JWQ Showcase 2017

Saturday, August 27, 2016

USA: Kaylé Brecher-This Is Life(2016)


Kaylé Brecher | This Is Life
Album Notes


"It don't mean a thing if it don't mean a thing" - Kaylé Brecher

THIS IS LIFE
Intimacy is one of the most treasured elements of a rewarding musical performance. It’s a trait less likely to be achieved in the studio than in a live performance where the artist can directly interact with audience members, gauging their reactions and responding accordingly. A more evocative, enduring connection is formed when the musical relationship
between performer and patron is intimate.
This intimacy is something that vocalist Kaylé Brecher has honed over a lifetime of performance, building an uncommon gift for achieving intimacy within the recorded setting as effectively as onstage. Her selection of musical companions, among them longtime guitarist Frank Butrey and world renowned drummer Grant Calvin Weston, contributes to this warm, wonderful sense of closeness within Brecher’s artistic world.
This album presents various facets of Brecher’s creative personality, from improvisatory poems and original compositions to new twists on standard fare. Her skill at interpreting material and offering it up in new light is refreshing, as is her knack for making every syllable meaningful.
The various ensembles consist of both veterans and young faces. Bassist Ratzo Harris is well-known in jazz circles for his work alongside Kenny Werner, Mose Allison, Roseanna Vitro and Jane Ira Bloom. Says Brecher, “Ratzo is pure genius in what he comes up with to play - in his responsiveness when you are performing with him - as well as presenting remarkable soloistic prowess.” Powerhouse drummer Grant Calvin Weston's resume includes Ornette Coleman, The Lounge Lizards, James Blood Ulmer, John Medeski, Vernon Reid and too many others to mention here.
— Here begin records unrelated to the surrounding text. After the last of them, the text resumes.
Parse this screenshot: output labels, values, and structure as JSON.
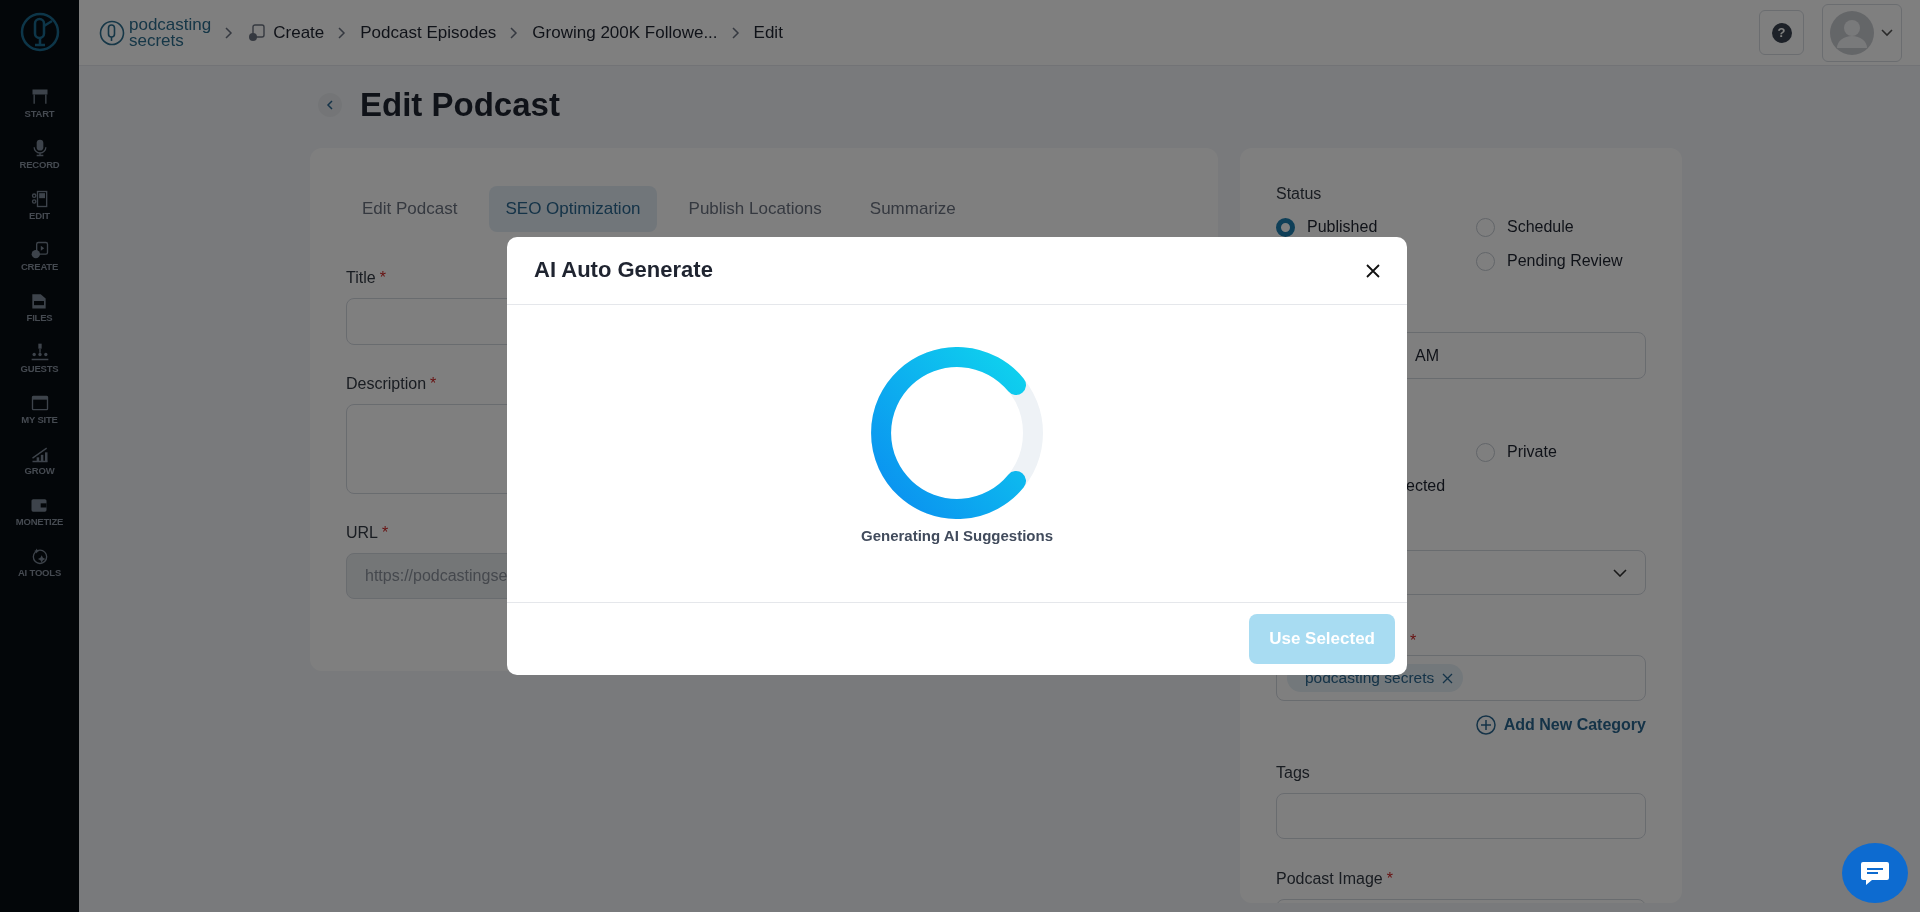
{
  "sidebar": {
    "items": [
      {
        "label": "START"
      },
      {
        "label": "RECORD"
      },
      {
        "label": "EDIT"
      },
      {
        "label": "CREATE"
      },
      {
        "label": "FILES"
      },
      {
        "label": "GUESTS"
      },
      {
        "label": "MY SITE"
      },
      {
        "label": "GROW"
      },
      {
        "label": "MONETIZE"
      },
      {
        "label": "AI TOOLS"
      }
    ]
  },
  "header": {
    "logo_line_1": "podcasting",
    "logo_line_2": "secrets",
    "breadcrumbs": [
      {
        "label": "Create",
        "icon": true
      },
      {
        "label": "Podcast Episodes",
        "icon": false
      },
      {
        "label": "Growing 200K Followe...",
        "icon": false
      },
      {
        "label": "Edit",
        "icon": false
      }
    ],
    "help": "?"
  },
  "page": {
    "title": "Edit Podcast"
  },
  "editor": {
    "tabs": [
      {
        "label": "Edit Podcast",
        "selected": false
      },
      {
        "label": "SEO Optimization",
        "selected": true
      },
      {
        "label": "Publish Locations",
        "selected": false
      },
      {
        "label": "Summarize",
        "selected": false
      }
    ],
    "fields": [
      {
        "label": "Title",
        "required_mark": "*",
        "kind": "input"
      },
      {
        "label": "Description",
        "required_mark": "*",
        "kind": "textarea"
      },
      {
        "label": "URL",
        "required_mark": "*",
        "kind": "readonly",
        "placeholder": "https://podcastingse"
      }
    ]
  },
  "sidebar_panel": {
    "status_label": "Status",
    "status_options": [
      {
        "label": "Published",
        "selected": true
      },
      {
        "label": "Schedule",
        "selected": false
      },
      {
        "label": "Pending Review",
        "selected": false
      }
    ],
    "date_value": "AM",
    "visibility_options": [
      {
        "label": "Private",
        "selected": false
      }
    ],
    "visibility_fragment": "ected",
    "categories_required_mark": "*",
    "categories": [
      {
        "label": "podcasting secrets"
      }
    ],
    "add_category": "Add New Category",
    "tags_label": "Tags",
    "image_label": "Podcast Image",
    "image_required_mark": "*"
  },
  "modal": {
    "title": "AI Auto Generate",
    "message": "Generating AI Suggestions",
    "button": {
      "label": "Use Selected",
      "disabled": true
    }
  }
}
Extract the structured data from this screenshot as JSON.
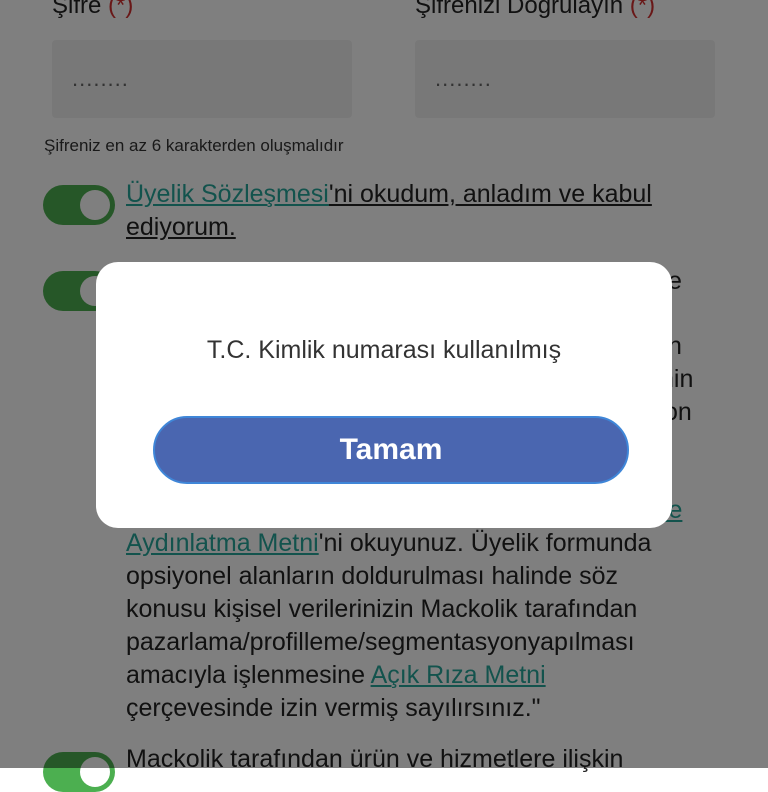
{
  "form": {
    "password_label": "Şifre",
    "password_confirm_label": "Şifrenizi Doğrulayın",
    "required_mark": "(*)",
    "password_value": "........",
    "password_confirm_value": "........",
    "password_hint": "Şifreniz en az 6 karakterden oluşmalıdır",
    "consent1": {
      "link": "Üyelik Sözleşmesi",
      "text1": "'ni okudum, anladım ve kabul",
      "text2": "ediyorum."
    },
    "consent2": {
      "partial_right_1": "e",
      "partial_right_2": "n",
      "partial_right_3": "nin",
      "partial_right_4": "on",
      "partial_link_right": "ye",
      "link": "Aydınlatma Metni",
      "line1_rest": "'ni okuyunuz. Üyelik formunda",
      "line2": "opsiyonel alanların doldurulması halinde söz",
      "line3": "konusu kişisel verilerinizin Mackolik tarafından",
      "line4": "pazarlama/profilleme/segmentasyonyapılması",
      "line5_start": "amacıyla işlenmesine",
      "line5_link": "Açık Rıza Metni",
      "line6": "çerçevesinde izin vermiş sayılırsınız.\""
    },
    "consent3": {
      "line1": "Mackolik tarafından ürün ve hizmetlere ilişkin"
    }
  },
  "dialog": {
    "message": "T.C. Kimlik numarası kullanılmış",
    "ok_label": "Tamam"
  },
  "colors": {
    "toggle_on": "#4caf50",
    "link": "#26a69a",
    "button": "#4a66b0",
    "required": "#d32f2f"
  }
}
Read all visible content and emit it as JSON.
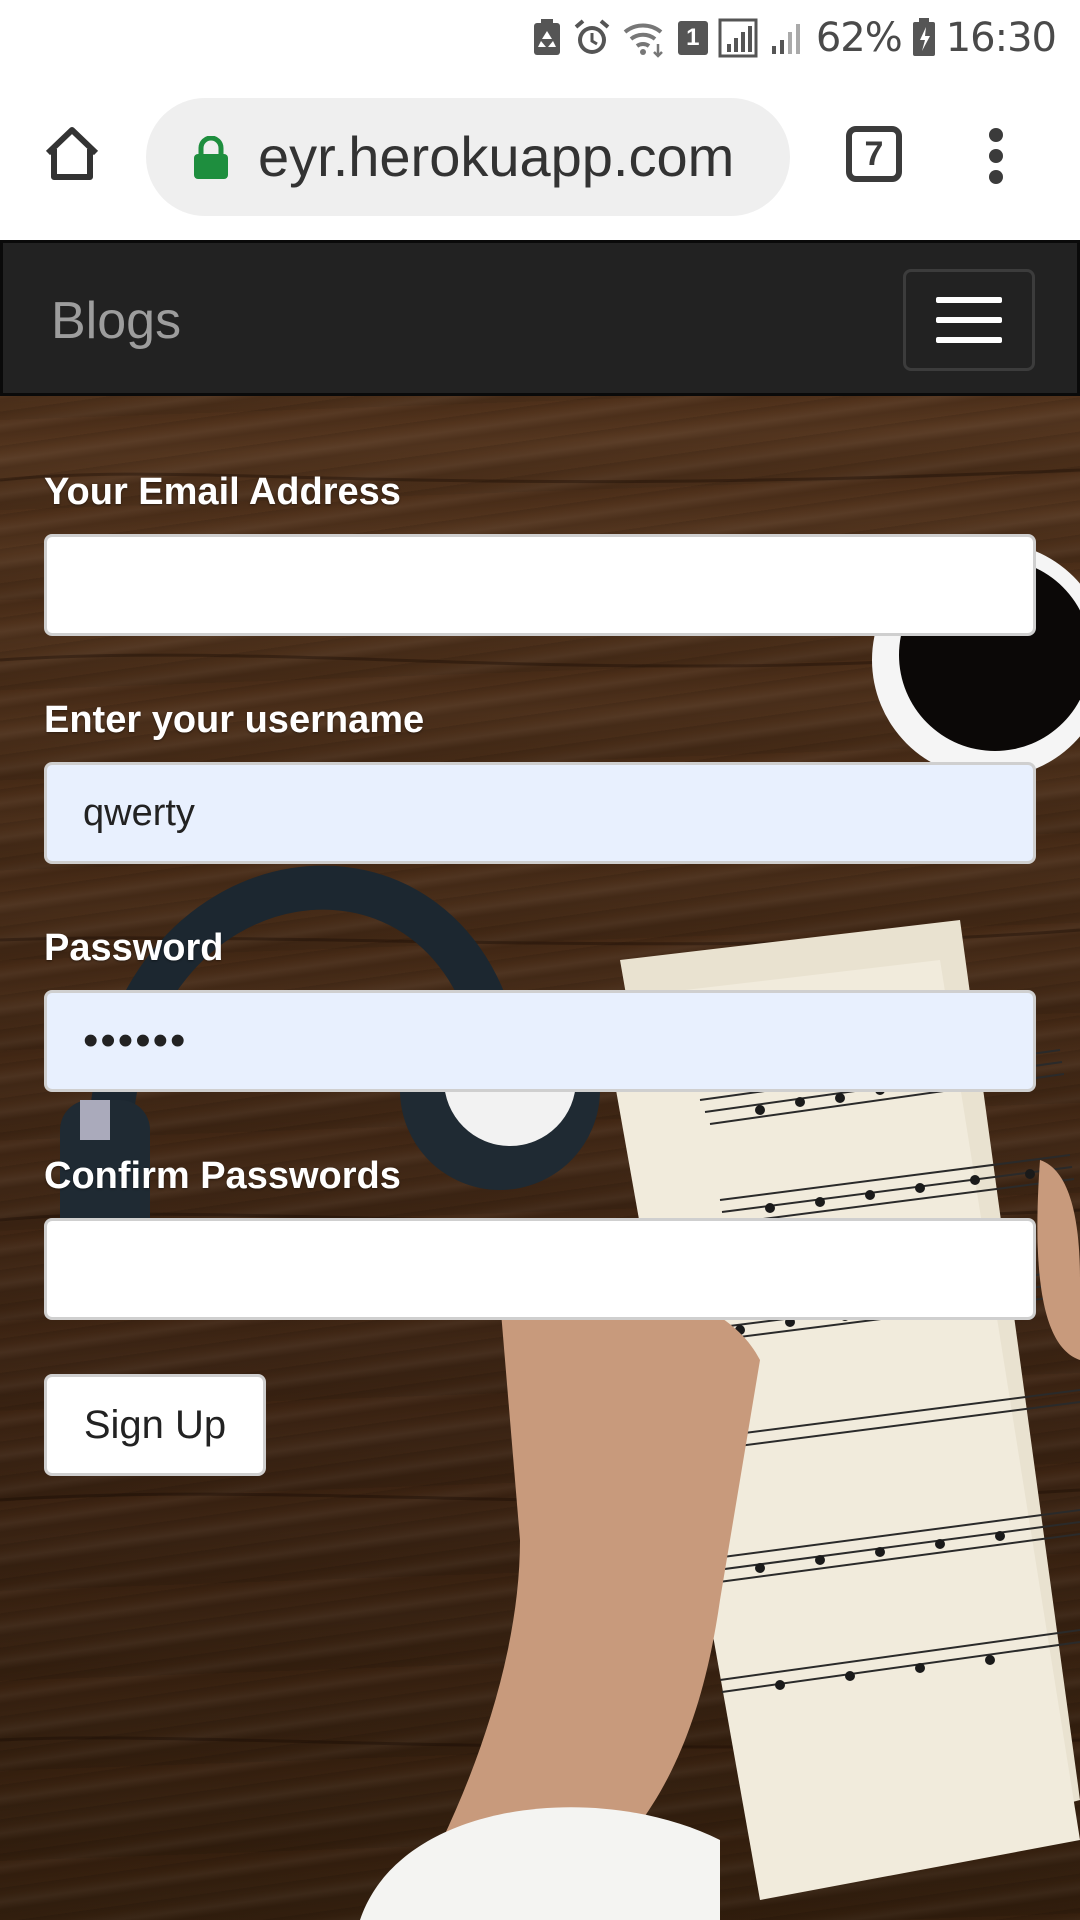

Pianist David Dzubinski, Brecher’s husband, has partnered with her for many moons in both live and recorded settings. Young violinist Benjamin Sutin, studied with jazz legend John Blake as well as pianist Dzubinski before recently getting his degree from the Manhattan School of Music. Ben's modern approach stands out on “The Gift” and “Back to the Red Clay”. A pair of gifted harpists, 
the up-and-coming Brandee Younger (Brecher cites her “creative, sensitive, astonishing feel on a difficult instrument”) and Philly educator Gloria Galante, grace different tracks.
Brecher’s love of improvisational settings resulted in the spontaneous creation of the melody for “Not Alone” in the studio. Her interaction with Butrey, Younger and Harris in a drummerless setting is a textbook example of intimate listening. “Life is Just a Rhythm” is another poem that Brecher wrote, this time to improvise in duo alongside G. Calvin Weston’s
pinpoint drumming. Both tracks reveal that the singer is as gifted with word craft as she is with melody. Her penchant for rearranging classic American folk music appears here on “This Is Life”. Brecher came up as a young teen in Greenwich Village, singing blues and standards in clubs there during the nascence of the folk scene: “I like that these folk era songs are often blues based and thus extremely malleable… I am usually more compelled by deep songs about life experiences, or philosophical or sociological concepts than I am by love songs. Writers like Fred Neil, Phil Ochs, etc. were often compellingly brave and deep in their lyrics.” Equally brave is Brecher’s unexpectedly funky take on Fred Neil’s “Wild Child”, a fun modernization of a style that is unfairly viewed as old hat in contemporary circles. Trumpeter Matt Cappy’s résumé includes The Roots and work with Kirk Franklin, Wyclef Jean, and Earth, Wind & Fire.
Brecher also loves re-envisioning classic jazz tunes, as she does here with her lyrics for Freddie Hubbard’s “Red Clay” and Herbie Hancock’s “Dolphin Dance”, and a bright, scat-filled arrangement of Egberto Gismonti's “Moon Dreams” (aka O Sonho). On the latter, again, the sparse string borne instrumentation accentuates the freshness of her vocal approach.
The session closes with “The Gift”, a sprightly Brecher original that celebrates the beauty and complexity of life, summing up the album’s core theme. For Brecher does consider life to be a most precious gift.

--Todd Jenkins, jazz historian, critic, and author of ‘Free Jazz and Free Improvisation: An Encyclopedia’ and ‘I Know What I Know: The Music of Charles Mingus’

Personnel:
Kaylé Brecher: all vocals // Ratzo Harris: bass (tracks 1,2,3,4,5,7,8 and 9) //
Frank Butrey: guitar (tracks 1,2,3,4,5 and 9) // Grant Calvin Weston: drums (tracks 3,5,6 and 9) //
Brandee A Younger: harp (tracks 1 and 7) // Gloria Galante: harp (tracks 2 and 4) //
Benjamin Sutin: violin (tracks 5 and 9) // David Dzubinski: piano (tracks 5 and 9) //Matt Cappy: trumpet (track 3)